(Component data from apps and pages)
= Beginning of Section =

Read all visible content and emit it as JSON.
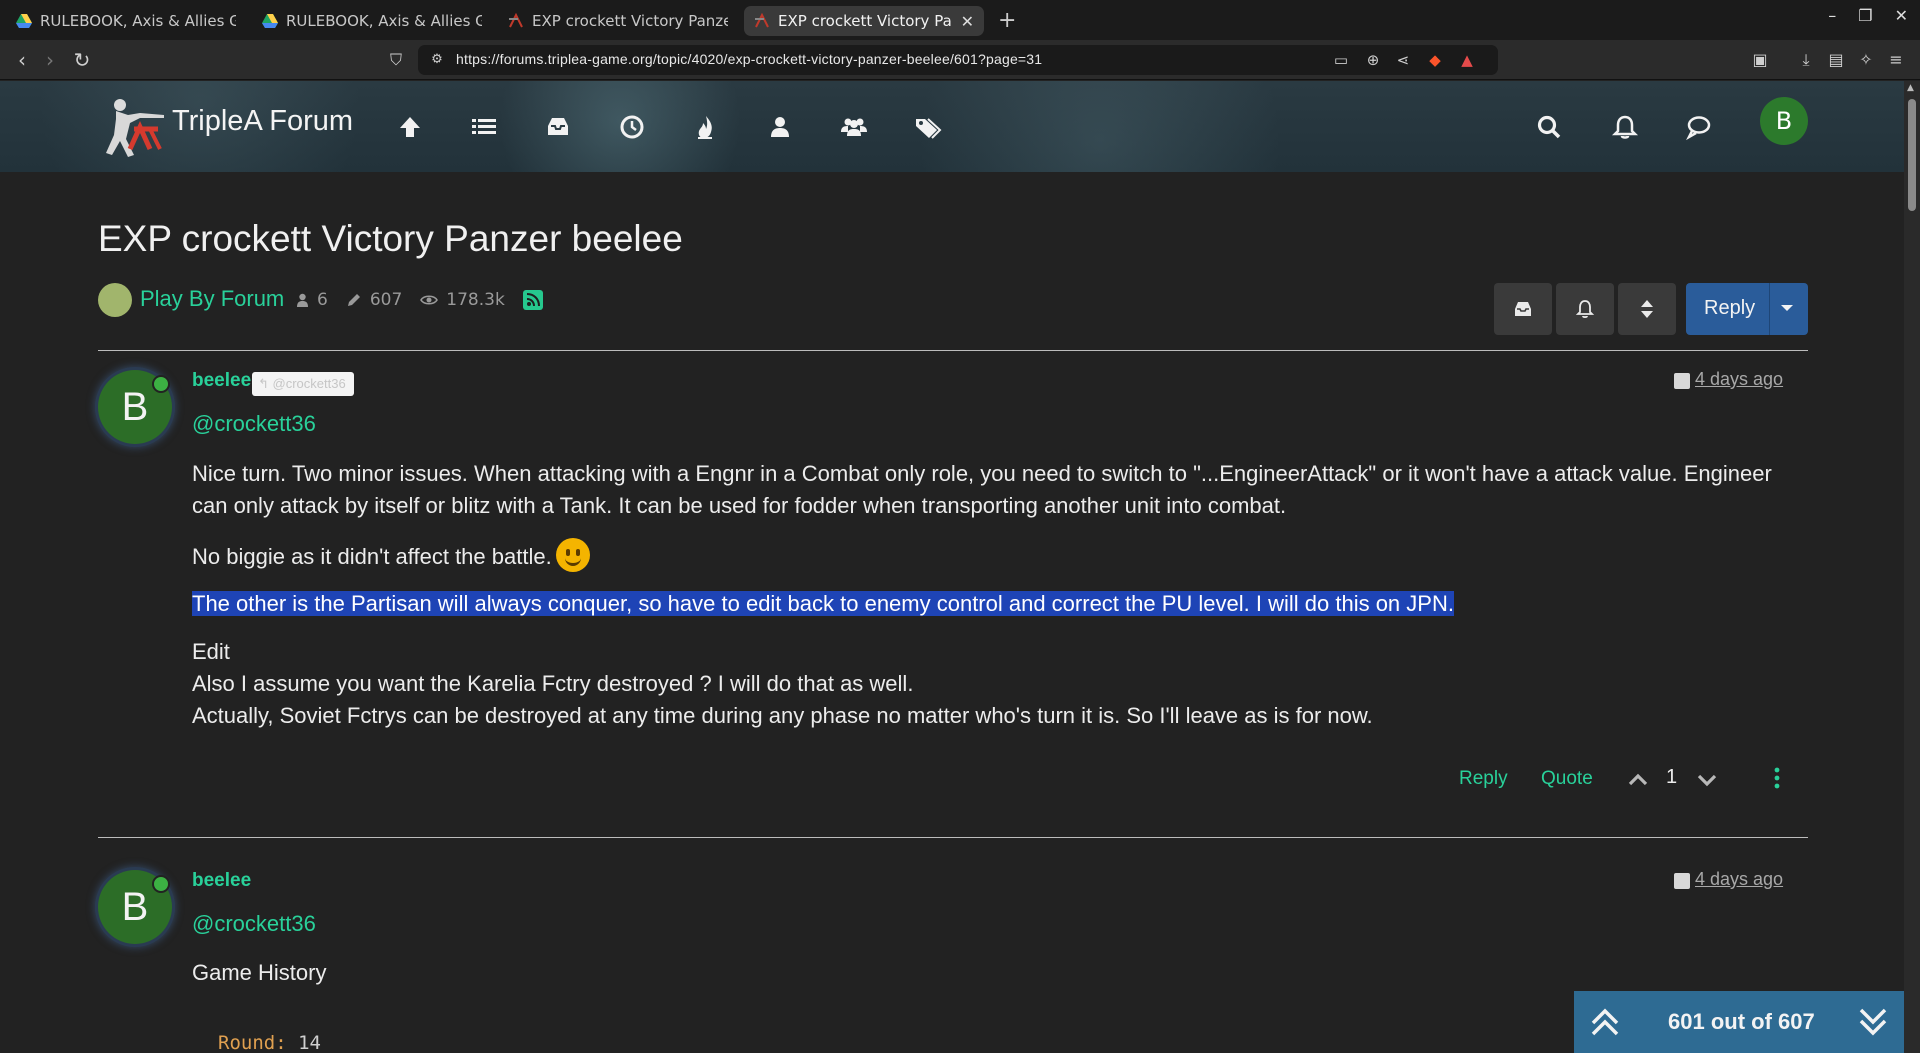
{
  "browser": {
    "tabs": [
      {
        "title": "RULEBOOK, Axis & Allies Glo",
        "favicon": "drive-icon",
        "active": false
      },
      {
        "title": "RULEBOOK, Axis & Allies Glo",
        "favicon": "drive-icon",
        "active": false
      },
      {
        "title": "EXP crockett Victory Panzer b",
        "favicon": "triplea-icon",
        "active": false
      },
      {
        "title": "EXP crockett Victory Panz",
        "favicon": "triplea-icon",
        "active": true
      }
    ],
    "new_tab": "+",
    "url": "https://forums.triplea-game.org/topic/4020/exp-crockett-victory-panzer-beelee/601?page=31"
  },
  "header": {
    "brand": "TripleA Forum",
    "nav_icons": [
      "arrow-up-icon",
      "list-icon",
      "inbox-icon",
      "clock-icon",
      "fire-icon",
      "user-icon",
      "users-icon",
      "tags-icon"
    ],
    "right_icons": [
      "search-icon",
      "bell-icon",
      "chat-icon"
    ],
    "avatar_letter": "B"
  },
  "topic": {
    "title": "EXP crockett Victory Panzer beelee",
    "category": "Play By Forum",
    "category_color": "#a1b56c",
    "posters": "6",
    "posts": "607",
    "views": "178.3k",
    "reply_label": "Reply"
  },
  "posts": [
    {
      "avatar": "B",
      "author": "beelee",
      "reply_to": "@crockett36",
      "time": "4 days ago",
      "mention": "@crockett36",
      "paragraphs": {
        "p1": "Nice turn. Two minor issues. When attacking with a Engnr in a Combat only role, you need to switch to \"...EngineerAttack\" or it won't have a attack value. Engineer can only attack by itself or blitz with a Tank. It can be used for fodder when transporting another unit into combat.",
        "p2": "No biggie as it didn't affect the battle.",
        "p3": "The other is the Partisan will always conquer, so have to edit back to enemy control and correct the PU level. I will do this on JPN.",
        "p4a": "Edit",
        "p4b": "Also I assume you want the Karelia Fctry destroyed ? I will do that as well.",
        "p4c": "Actually, Soviet Fctrys can be destroyed at any time during any phase no matter who's turn it is. So I'll leave as is for now."
      },
      "actions": {
        "reply": "Reply",
        "quote": "Quote",
        "votes": "1"
      }
    },
    {
      "avatar": "B",
      "author": "beelee",
      "time": "4 days ago",
      "mention": "@crockett36",
      "body": "Game History",
      "code_key": "Round:",
      "code_val": "14"
    }
  ],
  "pager": {
    "text": "601 out of 607"
  },
  "colors": {
    "accent": "#29d19a",
    "reply_button": "#2a5c9a",
    "highlight": "#1e44b6",
    "pager": "#2e6b93",
    "avatar": "#2c6d27"
  }
}
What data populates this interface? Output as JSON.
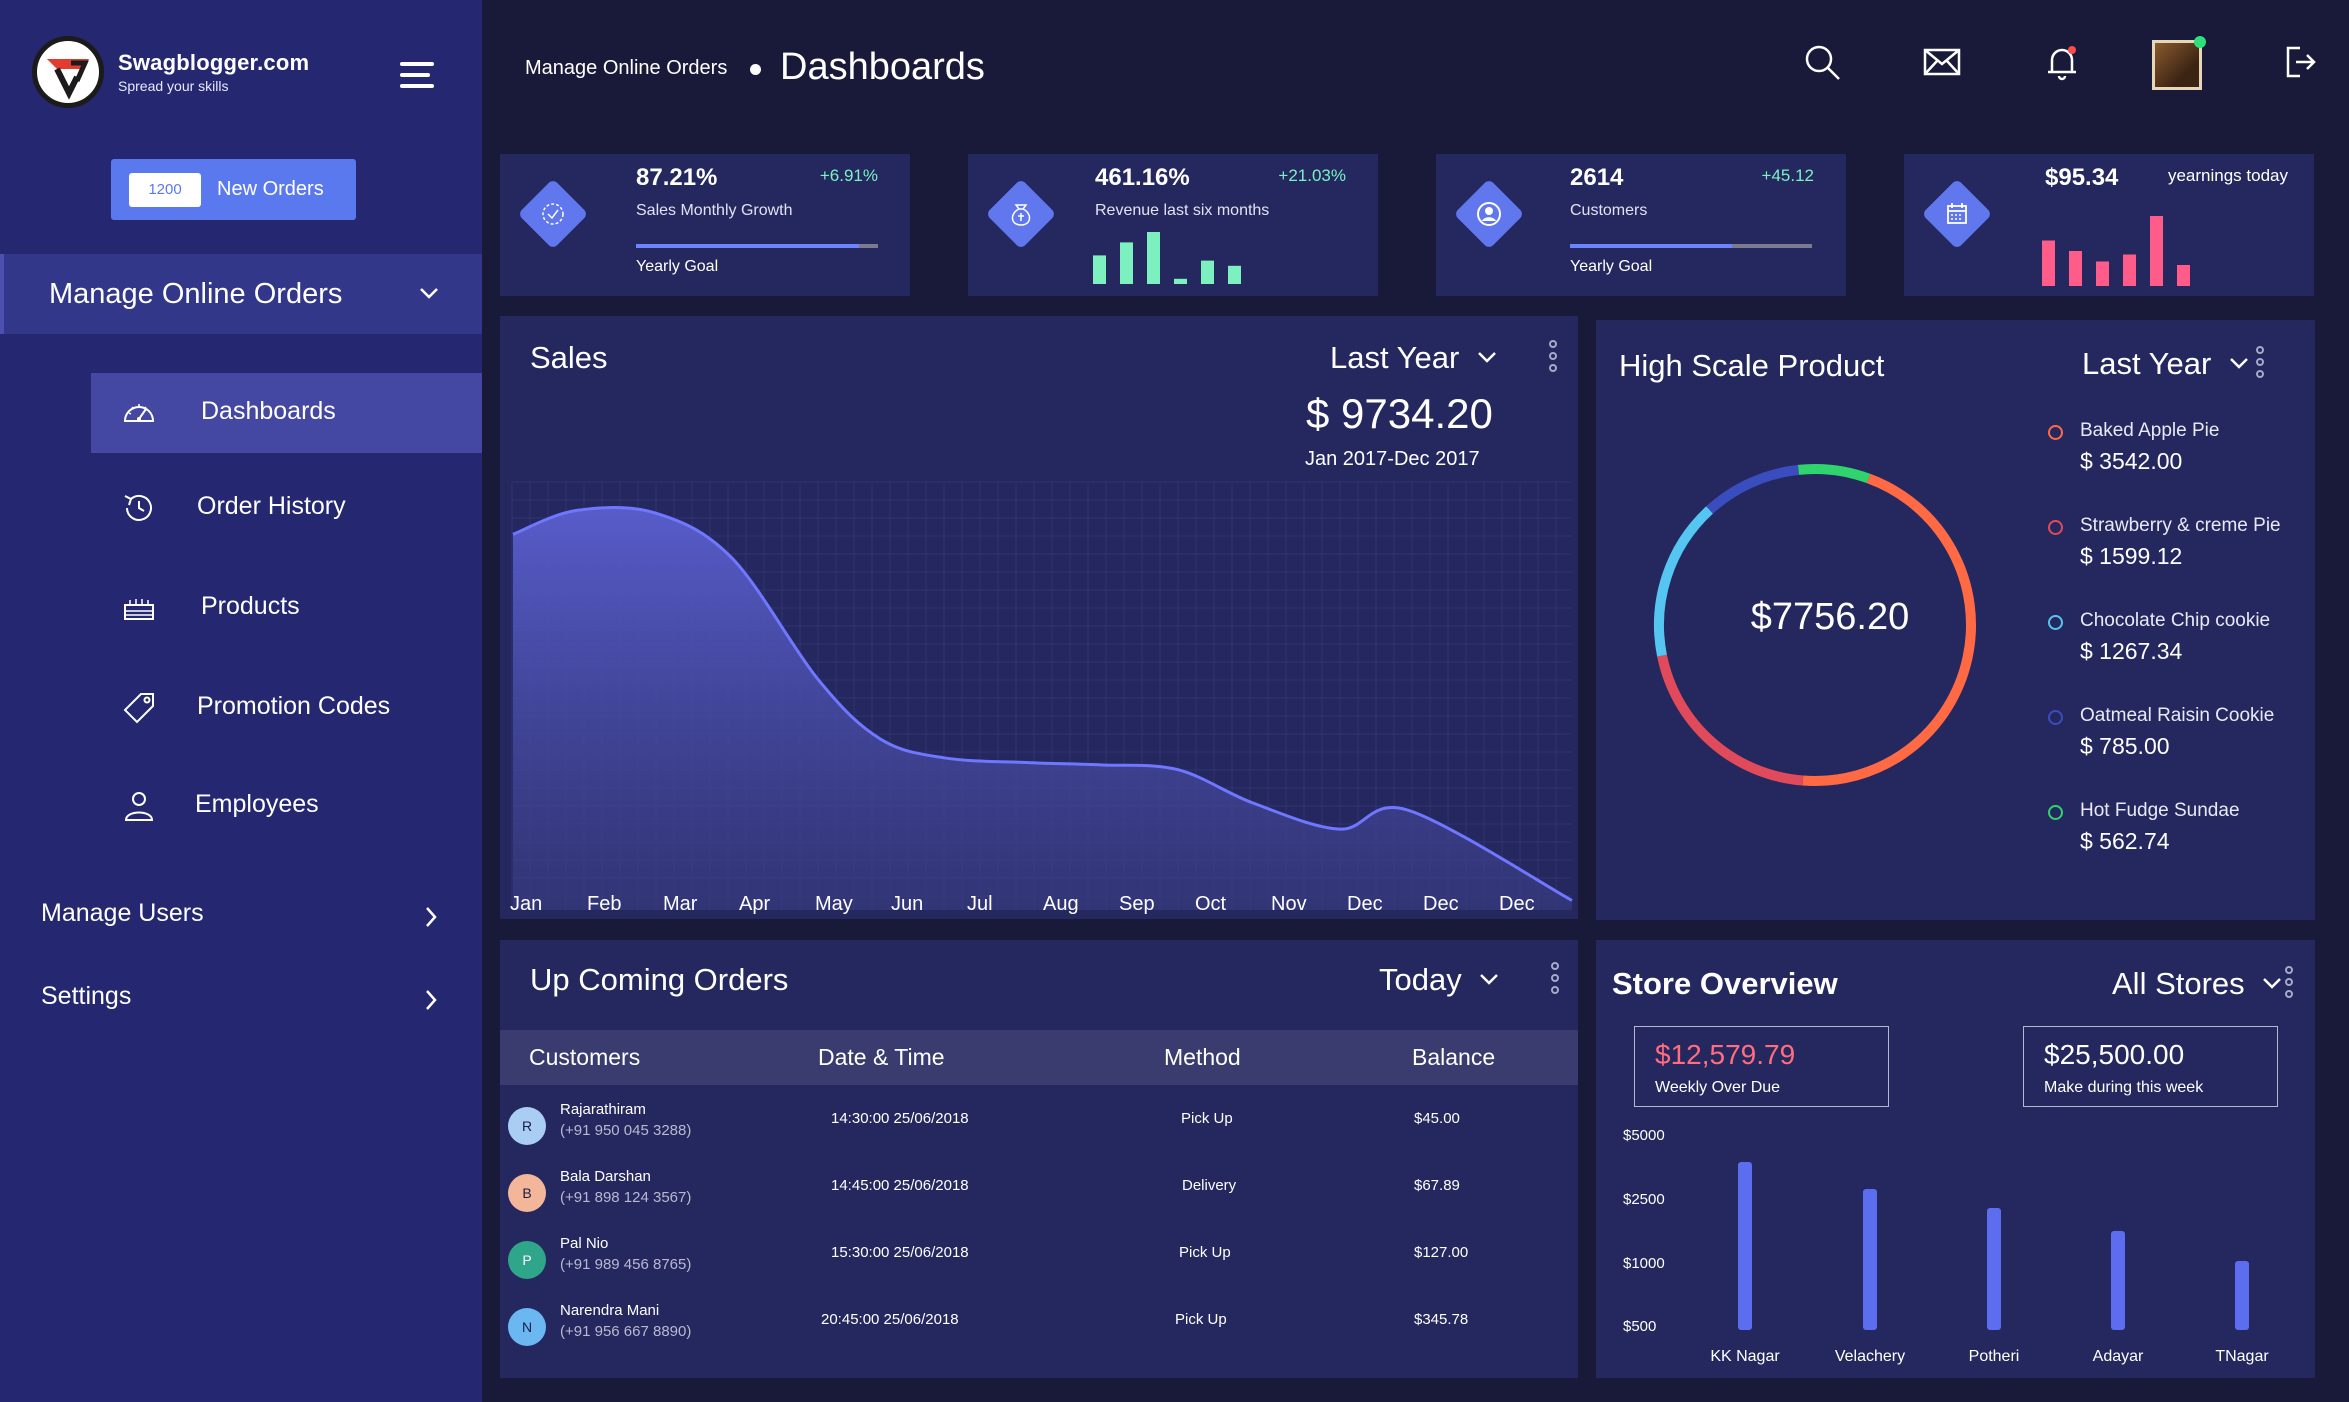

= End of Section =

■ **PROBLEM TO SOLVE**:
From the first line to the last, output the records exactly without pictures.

■ **WRITTEN RESPONSE**:
Read all visible content and emit it as JSON.
{
  "browser": {
    "tabs": [
      {
        "title": "RULEBOOK, Axis & Allies Glo",
        "favicon": "drive-icon",
        "active": false
      },
      {
        "title": "RULEBOOK, Axis & Allies Glo",
        "favicon": "drive-icon",
        "active": false
      },
      {
        "title": "EXP crockett Victory Panzer b",
        "favicon": "triplea-icon",
        "active": false
      },
      {
        "title": "EXP crockett Victory Panz",
        "favicon": "triplea-icon",
        "active": true
      }
    ],
    "new_tab": "+",
    "url": "https://forums.triplea-game.org/topic/4020/exp-crockett-victory-panzer-beelee/601?page=31"
  },
  "header": {
    "brand": "TripleA Forum",
    "nav_icons": [
      "arrow-up-icon",
      "list-icon",
      "inbox-icon",
      "clock-icon",
      "fire-icon",
      "user-icon",
      "users-icon",
      "tags-icon"
    ],
    "right_icons": [
      "search-icon",
      "bell-icon",
      "chat-icon"
    ],
    "avatar_letter": "B"
  },
  "topic": {
    "title": "EXP crockett Victory Panzer beelee",
    "category": "Play By Forum",
    "category_color": "#a1b56c",
    "posters": "6",
    "posts": "607",
    "views": "178.3k",
    "reply_label": "Reply"
  },
  "posts": [
    {
      "avatar": "B",
      "author": "beelee",
      "reply_to": "@crockett36",
      "time": "4 days ago",
      "mention": "@crockett36",
      "paragraphs": {
        "p1": "Nice turn. Two minor issues. When attacking with a Engnr in a Combat only role, you need to switch to \"...EngineerAttack\" or it won't have a attack value. Engineer can only attack by itself or blitz with a Tank. It can be used for fodder when transporting another unit into combat.",
        "p2": "No biggie as it didn't affect the battle.",
        "p3": "The other is the Partisan will always conquer, so have to edit back to enemy control and correct the PU level. I will do this on JPN.",
        "p4a": "Edit",
        "p4b": "Also I assume you want the Karelia Fctry destroyed ? I will do that as well.",
        "p4c": "Actually, Soviet Fctrys can be destroyed at any time during any phase no matter who's turn it is. So I'll leave as is for now."
      },
      "actions": {
        "reply": "Reply",
        "quote": "Quote",
        "votes": "1"
      }
    },
    {
      "avatar": "B",
      "author": "beelee",
      "time": "4 days ago",
      "mention": "@crockett36",
      "body": "Game History",
      "code_key": "Round:",
      "code_val": "14"
    }
  ],
  "pager": {
    "text": "601 out of 607"
  },
  "colors": {
    "accent": "#29d19a",
    "reply_button": "#2a5c9a",
    "highlight": "#1e44b6",
    "pager": "#2e6b93",
    "avatar": "#2c6d27"
  }
}
What data populates this interface? Output as JSON.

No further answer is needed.